_WHAT NEEDS TO BE DONE_
Please reproduce every entry below without omitting a single line.

Component data from apps and pages
╭──

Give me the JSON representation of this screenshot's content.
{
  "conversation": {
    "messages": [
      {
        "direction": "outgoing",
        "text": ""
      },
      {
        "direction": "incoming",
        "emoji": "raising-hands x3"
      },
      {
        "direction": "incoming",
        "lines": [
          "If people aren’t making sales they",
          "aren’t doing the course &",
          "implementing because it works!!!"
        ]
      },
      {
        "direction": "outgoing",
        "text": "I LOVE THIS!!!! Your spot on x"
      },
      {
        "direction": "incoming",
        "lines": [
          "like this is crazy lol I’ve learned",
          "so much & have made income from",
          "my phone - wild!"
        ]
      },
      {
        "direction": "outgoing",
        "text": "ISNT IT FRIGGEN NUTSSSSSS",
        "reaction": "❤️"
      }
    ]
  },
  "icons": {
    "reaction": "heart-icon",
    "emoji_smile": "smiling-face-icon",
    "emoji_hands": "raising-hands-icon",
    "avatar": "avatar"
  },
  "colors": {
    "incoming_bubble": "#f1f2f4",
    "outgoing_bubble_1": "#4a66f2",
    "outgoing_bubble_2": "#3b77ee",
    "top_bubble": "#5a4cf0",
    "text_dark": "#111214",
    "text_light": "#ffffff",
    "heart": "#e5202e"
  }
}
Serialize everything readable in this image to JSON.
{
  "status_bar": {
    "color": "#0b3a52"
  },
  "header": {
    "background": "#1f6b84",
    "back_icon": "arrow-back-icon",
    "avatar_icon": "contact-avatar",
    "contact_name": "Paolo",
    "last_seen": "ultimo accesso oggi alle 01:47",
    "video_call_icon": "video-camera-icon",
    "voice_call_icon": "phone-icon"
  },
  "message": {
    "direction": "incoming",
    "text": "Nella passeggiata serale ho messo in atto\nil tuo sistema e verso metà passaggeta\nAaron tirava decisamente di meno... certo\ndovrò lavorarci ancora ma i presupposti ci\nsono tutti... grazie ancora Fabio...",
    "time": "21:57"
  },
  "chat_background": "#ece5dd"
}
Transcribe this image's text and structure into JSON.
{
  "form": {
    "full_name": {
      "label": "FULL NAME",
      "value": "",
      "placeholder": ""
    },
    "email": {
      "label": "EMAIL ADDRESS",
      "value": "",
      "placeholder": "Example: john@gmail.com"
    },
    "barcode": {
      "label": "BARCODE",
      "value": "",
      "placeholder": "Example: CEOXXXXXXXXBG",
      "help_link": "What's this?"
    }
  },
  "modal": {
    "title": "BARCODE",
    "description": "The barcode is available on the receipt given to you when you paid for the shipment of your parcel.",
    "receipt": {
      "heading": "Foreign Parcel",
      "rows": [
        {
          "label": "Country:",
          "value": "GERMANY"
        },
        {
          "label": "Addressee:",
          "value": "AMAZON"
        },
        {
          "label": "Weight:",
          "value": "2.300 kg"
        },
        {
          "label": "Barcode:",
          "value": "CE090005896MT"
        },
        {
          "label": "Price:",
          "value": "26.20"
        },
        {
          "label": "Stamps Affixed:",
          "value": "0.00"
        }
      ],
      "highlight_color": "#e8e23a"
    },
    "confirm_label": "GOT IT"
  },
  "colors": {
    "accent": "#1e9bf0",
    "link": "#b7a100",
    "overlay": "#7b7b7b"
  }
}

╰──

_ANSWER SPACE_
Give me the JSON representation of this screenshot's content.
{
  "conversation": {
    "messages": [
      {
        "direction": "outgoing",
        "text": ""
      },
      {
        "direction": "incoming",
        "emoji": "raising-hands x3"
      },
      {
        "direction": "incoming",
        "lines": [
          "If people aren’t making sales they",
          "aren’t doing the course &",
          "implementing because it works!!!"
        ]
      },
      {
        "direction": "outgoing",
        "text": "I LOVE THIS!!!! Your spot on x"
      },
      {
        "direction": "incoming",
        "lines": [
          "like this is crazy lol I’ve learned",
          "so much & have made income from",
          "my phone - wild!"
        ]
      },
      {
        "direction": "outgoing",
        "text": "ISNT IT FRIGGEN NUTSSSSSS",
        "reaction": "❤️"
      }
    ]
  },
  "icons": {
    "reaction": "heart-icon",
    "emoji_smile": "smiling-face-icon",
    "emoji_hands": "raising-hands-icon",
    "avatar": "avatar"
  },
  "colors": {
    "incoming_bubble": "#f1f2f4",
    "outgoing_bubble_1": "#4a66f2",
    "outgoing_bubble_2": "#3b77ee",
    "top_bubble": "#5a4cf0",
    "text_dark": "#111214",
    "text_light": "#ffffff",
    "heart": "#e5202e"
  }
}
Serialize everything readable in this image to JSON.
{
  "status_bar": {
    "color": "#0b3a52"
  },
  "header": {
    "background": "#1f6b84",
    "back_icon": "arrow-back-icon",
    "avatar_icon": "contact-avatar",
    "contact_name": "Paolo",
    "last_seen": "ultimo accesso oggi alle 01:47",
    "video_call_icon": "video-camera-icon",
    "voice_call_icon": "phone-icon"
  },
  "message": {
    "direction": "incoming",
    "text": "Nella passeggiata serale ho messo in atto\nil tuo sistema e verso metà passaggeta\nAaron tirava decisamente di meno... certo\ndovrò lavorarci ancora ma i presupposti ci\nsono tutti... grazie ancora Fabio...",
    "time": "21:57"
  },
  "chat_background": "#ece5dd"
}
Transcribe this image's text and structure into JSON.
{
  "form": {
    "full_name": {
      "label": "FULL NAME",
      "value": "",
      "placeholder": ""
    },
    "email": {
      "label": "EMAIL ADDRESS",
      "value": "",
      "placeholder": "Example: john@gmail.com"
    },
    "barcode": {
      "label": "BARCODE",
      "value": "",
      "placeholder": "Example: CEOXXXXXXXXBG",
      "help_link": "What's this?"
    }
  },
  "modal": {
    "title": "BARCODE",
    "description": "The barcode is available on the receipt given to you when you paid for the shipment of your parcel.",
    "receipt": {
      "heading": "Foreign Parcel",
      "rows": [
        {
          "label": "Country:",
          "value": "GERMANY"
        },
        {
          "label": "Addressee:",
          "value": "AMAZON"
        },
        {
          "label": "Weight:",
          "value": "2.300 kg"
        },
        {
          "label": "Barcode:",
          "value": "CE090005896MT"
        },
        {
          "label": "Price:",
          "value": "26.20"
        },
        {
          "label": "Stamps Affixed:",
          "value": "0.00"
        }
      ],
      "highlight_color": "#e8e23a"
    },
    "confirm_label": "GOT IT"
  },
  "colors": {
    "accent": "#1e9bf0",
    "link": "#b7a100",
    "overlay": "#7b7b7b"
  }
}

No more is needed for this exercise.